---- Study material

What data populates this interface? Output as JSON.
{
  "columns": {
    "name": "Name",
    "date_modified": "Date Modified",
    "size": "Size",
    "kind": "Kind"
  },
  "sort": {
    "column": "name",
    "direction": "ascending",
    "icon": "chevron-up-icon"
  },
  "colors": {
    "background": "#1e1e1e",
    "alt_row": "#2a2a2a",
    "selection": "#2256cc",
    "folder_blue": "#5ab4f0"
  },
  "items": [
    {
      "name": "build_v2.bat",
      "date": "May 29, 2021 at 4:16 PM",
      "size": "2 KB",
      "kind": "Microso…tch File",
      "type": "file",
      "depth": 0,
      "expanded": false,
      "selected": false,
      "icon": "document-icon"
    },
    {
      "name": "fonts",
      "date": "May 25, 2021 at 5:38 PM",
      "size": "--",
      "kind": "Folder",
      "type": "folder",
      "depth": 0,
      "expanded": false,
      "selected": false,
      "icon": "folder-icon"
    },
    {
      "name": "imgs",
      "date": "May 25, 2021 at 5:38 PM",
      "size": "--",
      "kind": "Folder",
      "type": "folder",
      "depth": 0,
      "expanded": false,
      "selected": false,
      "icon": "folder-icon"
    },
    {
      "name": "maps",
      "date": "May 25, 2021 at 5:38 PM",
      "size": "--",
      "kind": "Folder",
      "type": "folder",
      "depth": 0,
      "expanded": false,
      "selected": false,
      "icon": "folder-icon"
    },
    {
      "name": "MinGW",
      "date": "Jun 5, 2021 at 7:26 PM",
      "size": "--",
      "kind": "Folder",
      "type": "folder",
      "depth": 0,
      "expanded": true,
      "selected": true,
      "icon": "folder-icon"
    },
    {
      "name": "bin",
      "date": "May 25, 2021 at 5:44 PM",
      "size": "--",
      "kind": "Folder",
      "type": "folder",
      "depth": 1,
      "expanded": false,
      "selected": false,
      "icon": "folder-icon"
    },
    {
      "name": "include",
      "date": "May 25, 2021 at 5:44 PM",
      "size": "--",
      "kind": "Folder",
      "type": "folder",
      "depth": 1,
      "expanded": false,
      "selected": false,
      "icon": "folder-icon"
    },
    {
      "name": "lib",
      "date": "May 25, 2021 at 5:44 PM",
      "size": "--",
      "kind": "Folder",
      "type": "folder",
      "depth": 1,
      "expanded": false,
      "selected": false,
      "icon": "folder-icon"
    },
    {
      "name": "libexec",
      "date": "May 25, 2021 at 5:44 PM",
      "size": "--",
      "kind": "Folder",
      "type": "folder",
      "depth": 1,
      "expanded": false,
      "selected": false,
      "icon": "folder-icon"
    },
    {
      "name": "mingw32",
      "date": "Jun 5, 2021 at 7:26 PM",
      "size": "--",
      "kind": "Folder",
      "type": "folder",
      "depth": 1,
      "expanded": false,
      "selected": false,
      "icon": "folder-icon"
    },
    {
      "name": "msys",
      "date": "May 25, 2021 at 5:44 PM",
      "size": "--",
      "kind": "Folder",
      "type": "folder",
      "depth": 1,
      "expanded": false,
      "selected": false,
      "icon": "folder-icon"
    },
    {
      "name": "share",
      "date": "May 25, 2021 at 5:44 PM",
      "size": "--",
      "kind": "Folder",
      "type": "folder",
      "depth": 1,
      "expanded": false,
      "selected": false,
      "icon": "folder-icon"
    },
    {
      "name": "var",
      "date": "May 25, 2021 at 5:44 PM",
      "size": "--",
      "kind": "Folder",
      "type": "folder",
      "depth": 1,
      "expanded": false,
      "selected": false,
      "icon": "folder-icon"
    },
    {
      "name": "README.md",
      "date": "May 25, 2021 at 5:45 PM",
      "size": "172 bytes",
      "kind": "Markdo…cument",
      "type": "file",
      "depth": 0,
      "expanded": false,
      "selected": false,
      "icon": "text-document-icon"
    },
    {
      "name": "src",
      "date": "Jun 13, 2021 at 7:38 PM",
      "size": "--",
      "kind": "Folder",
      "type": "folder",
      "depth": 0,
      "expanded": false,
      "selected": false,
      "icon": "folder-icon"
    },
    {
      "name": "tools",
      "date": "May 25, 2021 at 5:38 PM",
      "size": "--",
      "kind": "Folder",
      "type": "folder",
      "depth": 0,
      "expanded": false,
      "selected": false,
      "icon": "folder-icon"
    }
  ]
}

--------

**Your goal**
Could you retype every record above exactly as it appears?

**Answer**
What data populates this interface? Output as JSON.
{
  "columns": {
    "name": "Name",
    "date_modified": "Date Modified",
    "size": "Size",
    "kind": "Kind"
  },
  "sort": {
    "column": "name",
    "direction": "ascending",
    "icon": "chevron-up-icon"
  },
  "colors": {
    "background": "#1e1e1e",
    "alt_row": "#2a2a2a",
    "selection": "#2256cc",
    "folder_blue": "#5ab4f0"
  },
  "items": [
    {
      "name": "build_v2.bat",
      "date": "May 29, 2021 at 4:16 PM",
      "size": "2 KB",
      "kind": "Microso…tch File",
      "type": "file",
      "depth": 0,
      "expanded": false,
      "selected": false,
      "icon": "document-icon"
    },
    {
      "name": "fonts",
      "date": "May 25, 2021 at 5:38 PM",
      "size": "--",
      "kind": "Folder",
      "type": "folder",
      "depth": 0,
      "expanded": false,
      "selected": false,
      "icon": "folder-icon"
    },
    {
      "name": "imgs",
      "date": "May 25, 2021 at 5:38 PM",
      "size": "--",
      "kind": "Folder",
      "type": "folder",
      "depth": 0,
      "expanded": false,
      "selected": false,
      "icon": "folder-icon"
    },
    {
      "name": "maps",
      "date": "May 25, 2021 at 5:38 PM",
      "size": "--",
      "kind": "Folder",
      "type": "folder",
      "depth": 0,
      "expanded": false,
      "selected": false,
      "icon": "folder-icon"
    },
    {
      "name": "MinGW",
      "date": "Jun 5, 2021 at 7:26 PM",
      "size": "--",
      "kind": "Folder",
      "type": "folder",
      "depth": 0,
      "expanded": true,
      "selected": true,
      "icon": "folder-icon"
    },
    {
      "name": "bin",
      "date": "May 25, 2021 at 5:44 PM",
      "size": "--",
      "kind": "Folder",
      "type": "folder",
      "depth": 1,
      "expanded": false,
      "selected": false,
      "icon": "folder-icon"
    },
    {
      "name": "include",
      "date": "May 25, 2021 at 5:44 PM",
      "size": "--",
      "kind": "Folder",
      "type": "folder",
      "depth": 1,
      "expanded": false,
      "selected": false,
      "icon": "folder-icon"
    },
    {
      "name": "lib",
      "date": "May 25, 2021 at 5:44 PM",
      "size": "--",
      "kind": "Folder",
      "type": "folder",
      "depth": 1,
      "expanded": false,
      "selected": false,
      "icon": "folder-icon"
    },
    {
      "name": "libexec",
      "date": "May 25, 2021 at 5:44 PM",
      "size": "--",
      "kind": "Folder",
      "type": "folder",
      "depth": 1,
      "expanded": false,
      "selected": false,
      "icon": "folder-icon"
    },
    {
      "name": "mingw32",
      "date": "Jun 5, 2021 at 7:26 PM",
      "size": "--",
      "kind": "Folder",
      "type": "folder",
      "depth": 1,
      "expanded": false,
      "selected": false,
      "icon": "folder-icon"
    },
    {
      "name": "msys",
      "date": "May 25, 2021 at 5:44 PM",
      "size": "--",
      "kind": "Folder",
      "type": "folder",
      "depth": 1,
      "expanded": false,
      "selected": false,
      "icon": "folder-icon"
    },
    {
      "name": "share",
      "date": "May 25, 2021 at 5:44 PM",
      "size": "--",
      "kind": "Folder",
      "type": "folder",
      "depth": 1,
      "expanded": false,
      "selected": false,
      "icon": "folder-icon"
    },
    {
      "name": "var",
      "date": "May 25, 2021 at 5:44 PM",
      "size": "--",
      "kind": "Folder",
      "type": "folder",
      "depth": 1,
      "expanded": false,
      "selected": false,
      "icon": "folder-icon"
    },
    {
      "name": "README.md",
      "date": "May 25, 2021 at 5:45 PM",
      "size": "172 bytes",
      "kind": "Markdo…cument",
      "type": "file",
      "depth": 0,
      "expanded": false,
      "selected": false,
      "icon": "text-document-icon"
    },
    {
      "name": "src",
      "date": "Jun 13, 2021 at 7:38 PM",
      "size": "--",
      "kind": "Folder",
      "type": "folder",
      "depth": 0,
      "expanded": false,
      "selected": false,
      "icon": "folder-icon"
    },
    {
      "name": "tools",
      "date": "May 25, 2021 at 5:38 PM",
      "size": "--",
      "kind": "Folder",
      "type": "folder",
      "depth": 0,
      "expanded": false,
      "selected": false,
      "icon": "folder-icon"
    }
  ]
}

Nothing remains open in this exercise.